**Try it:** Check every line of the material below, and show those that contain "JSON".

**Data extract:**
- - - - -

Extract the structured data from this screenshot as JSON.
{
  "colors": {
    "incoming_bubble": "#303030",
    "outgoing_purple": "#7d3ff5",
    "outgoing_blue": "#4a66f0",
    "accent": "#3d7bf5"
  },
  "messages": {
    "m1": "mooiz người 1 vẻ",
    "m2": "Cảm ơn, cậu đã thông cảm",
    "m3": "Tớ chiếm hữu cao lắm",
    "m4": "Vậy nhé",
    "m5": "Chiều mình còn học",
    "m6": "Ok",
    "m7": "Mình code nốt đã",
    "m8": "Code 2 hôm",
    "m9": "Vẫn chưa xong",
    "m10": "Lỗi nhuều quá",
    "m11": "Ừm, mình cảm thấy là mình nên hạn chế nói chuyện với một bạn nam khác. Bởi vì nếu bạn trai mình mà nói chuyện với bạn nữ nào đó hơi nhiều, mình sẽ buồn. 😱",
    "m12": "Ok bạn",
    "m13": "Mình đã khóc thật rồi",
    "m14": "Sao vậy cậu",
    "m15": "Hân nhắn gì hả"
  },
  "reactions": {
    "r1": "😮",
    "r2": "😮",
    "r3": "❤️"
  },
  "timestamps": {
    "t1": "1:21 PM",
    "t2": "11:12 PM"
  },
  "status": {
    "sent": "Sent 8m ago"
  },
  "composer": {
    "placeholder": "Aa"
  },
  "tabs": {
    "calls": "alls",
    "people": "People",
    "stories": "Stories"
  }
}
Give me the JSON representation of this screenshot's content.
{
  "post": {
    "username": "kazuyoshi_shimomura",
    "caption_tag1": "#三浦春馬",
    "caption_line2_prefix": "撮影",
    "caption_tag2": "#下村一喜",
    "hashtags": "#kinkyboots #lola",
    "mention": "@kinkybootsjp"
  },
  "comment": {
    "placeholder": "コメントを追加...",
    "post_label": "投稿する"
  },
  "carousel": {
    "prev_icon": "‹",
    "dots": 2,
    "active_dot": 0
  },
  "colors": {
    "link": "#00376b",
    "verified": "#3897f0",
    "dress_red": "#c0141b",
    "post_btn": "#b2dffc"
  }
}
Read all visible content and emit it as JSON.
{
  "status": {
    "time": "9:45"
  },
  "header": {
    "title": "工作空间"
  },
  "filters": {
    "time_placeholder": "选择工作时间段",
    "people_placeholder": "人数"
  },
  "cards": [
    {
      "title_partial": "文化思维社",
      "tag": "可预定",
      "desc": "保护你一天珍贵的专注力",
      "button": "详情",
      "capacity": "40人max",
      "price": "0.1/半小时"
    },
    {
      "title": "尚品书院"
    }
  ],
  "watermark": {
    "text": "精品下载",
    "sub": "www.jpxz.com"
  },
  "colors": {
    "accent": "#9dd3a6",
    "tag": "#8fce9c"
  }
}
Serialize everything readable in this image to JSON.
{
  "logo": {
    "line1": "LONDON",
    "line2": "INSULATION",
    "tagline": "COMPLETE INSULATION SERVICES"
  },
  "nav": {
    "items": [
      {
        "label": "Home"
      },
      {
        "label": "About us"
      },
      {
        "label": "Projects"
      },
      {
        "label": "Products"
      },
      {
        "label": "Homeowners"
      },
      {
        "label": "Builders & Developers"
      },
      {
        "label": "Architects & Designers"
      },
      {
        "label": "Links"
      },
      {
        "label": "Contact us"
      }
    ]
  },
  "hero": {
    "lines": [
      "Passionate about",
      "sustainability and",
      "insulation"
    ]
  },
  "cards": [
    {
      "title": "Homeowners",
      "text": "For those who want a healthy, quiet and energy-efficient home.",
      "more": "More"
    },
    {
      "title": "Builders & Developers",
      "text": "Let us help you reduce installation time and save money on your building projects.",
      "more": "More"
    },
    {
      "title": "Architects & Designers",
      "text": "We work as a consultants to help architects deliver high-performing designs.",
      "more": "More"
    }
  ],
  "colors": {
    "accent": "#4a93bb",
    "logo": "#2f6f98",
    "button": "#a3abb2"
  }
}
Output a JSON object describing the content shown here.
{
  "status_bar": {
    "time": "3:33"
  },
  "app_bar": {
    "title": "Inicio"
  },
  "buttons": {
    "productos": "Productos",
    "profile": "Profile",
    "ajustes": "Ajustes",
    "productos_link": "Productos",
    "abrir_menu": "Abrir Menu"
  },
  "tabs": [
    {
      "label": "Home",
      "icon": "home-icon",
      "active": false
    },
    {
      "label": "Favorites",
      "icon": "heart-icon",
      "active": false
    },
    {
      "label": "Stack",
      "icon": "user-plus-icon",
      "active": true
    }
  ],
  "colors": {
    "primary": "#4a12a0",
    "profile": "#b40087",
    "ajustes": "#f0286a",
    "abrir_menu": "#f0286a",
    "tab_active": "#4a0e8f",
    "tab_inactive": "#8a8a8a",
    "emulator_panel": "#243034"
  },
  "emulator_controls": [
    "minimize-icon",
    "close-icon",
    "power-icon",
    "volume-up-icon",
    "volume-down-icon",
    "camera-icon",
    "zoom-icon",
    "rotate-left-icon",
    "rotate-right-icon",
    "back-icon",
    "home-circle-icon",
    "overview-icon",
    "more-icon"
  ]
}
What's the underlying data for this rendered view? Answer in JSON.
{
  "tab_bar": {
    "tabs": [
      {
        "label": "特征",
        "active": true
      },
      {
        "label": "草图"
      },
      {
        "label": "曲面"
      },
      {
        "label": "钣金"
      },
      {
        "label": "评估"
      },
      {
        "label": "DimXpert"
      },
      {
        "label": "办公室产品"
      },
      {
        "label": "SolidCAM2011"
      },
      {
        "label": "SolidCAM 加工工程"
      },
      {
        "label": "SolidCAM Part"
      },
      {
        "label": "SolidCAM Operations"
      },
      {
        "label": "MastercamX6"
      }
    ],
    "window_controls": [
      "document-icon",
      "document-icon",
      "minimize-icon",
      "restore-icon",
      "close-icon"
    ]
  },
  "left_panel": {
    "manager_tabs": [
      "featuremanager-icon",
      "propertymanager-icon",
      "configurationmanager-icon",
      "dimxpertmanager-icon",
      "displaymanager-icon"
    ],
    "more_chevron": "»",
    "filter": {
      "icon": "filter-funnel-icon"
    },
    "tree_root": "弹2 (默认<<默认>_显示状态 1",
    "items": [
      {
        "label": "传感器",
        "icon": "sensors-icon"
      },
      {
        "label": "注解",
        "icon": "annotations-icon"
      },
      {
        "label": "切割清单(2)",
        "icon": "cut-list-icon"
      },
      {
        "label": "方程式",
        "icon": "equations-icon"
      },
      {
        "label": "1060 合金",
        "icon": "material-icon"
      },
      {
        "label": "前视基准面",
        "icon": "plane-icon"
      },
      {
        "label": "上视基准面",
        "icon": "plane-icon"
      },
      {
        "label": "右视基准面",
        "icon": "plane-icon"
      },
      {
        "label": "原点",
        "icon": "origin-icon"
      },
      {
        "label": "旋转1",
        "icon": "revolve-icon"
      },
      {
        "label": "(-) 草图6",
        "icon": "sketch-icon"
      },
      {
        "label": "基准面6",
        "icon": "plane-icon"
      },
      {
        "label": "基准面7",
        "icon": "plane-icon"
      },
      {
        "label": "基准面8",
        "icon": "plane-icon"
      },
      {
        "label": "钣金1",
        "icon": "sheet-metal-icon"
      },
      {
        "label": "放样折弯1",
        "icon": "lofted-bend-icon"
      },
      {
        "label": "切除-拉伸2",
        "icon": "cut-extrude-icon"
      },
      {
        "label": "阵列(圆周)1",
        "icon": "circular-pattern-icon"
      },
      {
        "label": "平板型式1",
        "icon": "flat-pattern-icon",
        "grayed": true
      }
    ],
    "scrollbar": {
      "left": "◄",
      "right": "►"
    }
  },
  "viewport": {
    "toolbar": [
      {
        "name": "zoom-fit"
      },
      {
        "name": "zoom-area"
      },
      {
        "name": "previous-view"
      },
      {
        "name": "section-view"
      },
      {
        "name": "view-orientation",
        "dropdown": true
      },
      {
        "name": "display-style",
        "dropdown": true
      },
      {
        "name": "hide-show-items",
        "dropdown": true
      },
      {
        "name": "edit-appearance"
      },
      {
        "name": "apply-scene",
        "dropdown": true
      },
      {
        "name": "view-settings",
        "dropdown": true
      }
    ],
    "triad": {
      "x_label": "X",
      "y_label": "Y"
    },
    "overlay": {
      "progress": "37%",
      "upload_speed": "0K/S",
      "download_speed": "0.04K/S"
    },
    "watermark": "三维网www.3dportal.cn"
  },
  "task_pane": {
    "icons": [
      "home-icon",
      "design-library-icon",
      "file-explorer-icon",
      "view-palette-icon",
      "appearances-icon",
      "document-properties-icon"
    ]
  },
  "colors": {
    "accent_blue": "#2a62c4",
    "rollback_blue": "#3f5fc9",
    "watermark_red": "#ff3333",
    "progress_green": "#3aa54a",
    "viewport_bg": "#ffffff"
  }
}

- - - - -

**Task answer:**
Extract the structured data from this screenshot as JSON.
Give me the JSON representation of this screenshot's content.
Read all visible content and emit it as JSON.
Serialize everything readable in this image to JSON.
Output a JSON object describing the content shown here.
What's the underlying data for this rendered view? Answer in JSON.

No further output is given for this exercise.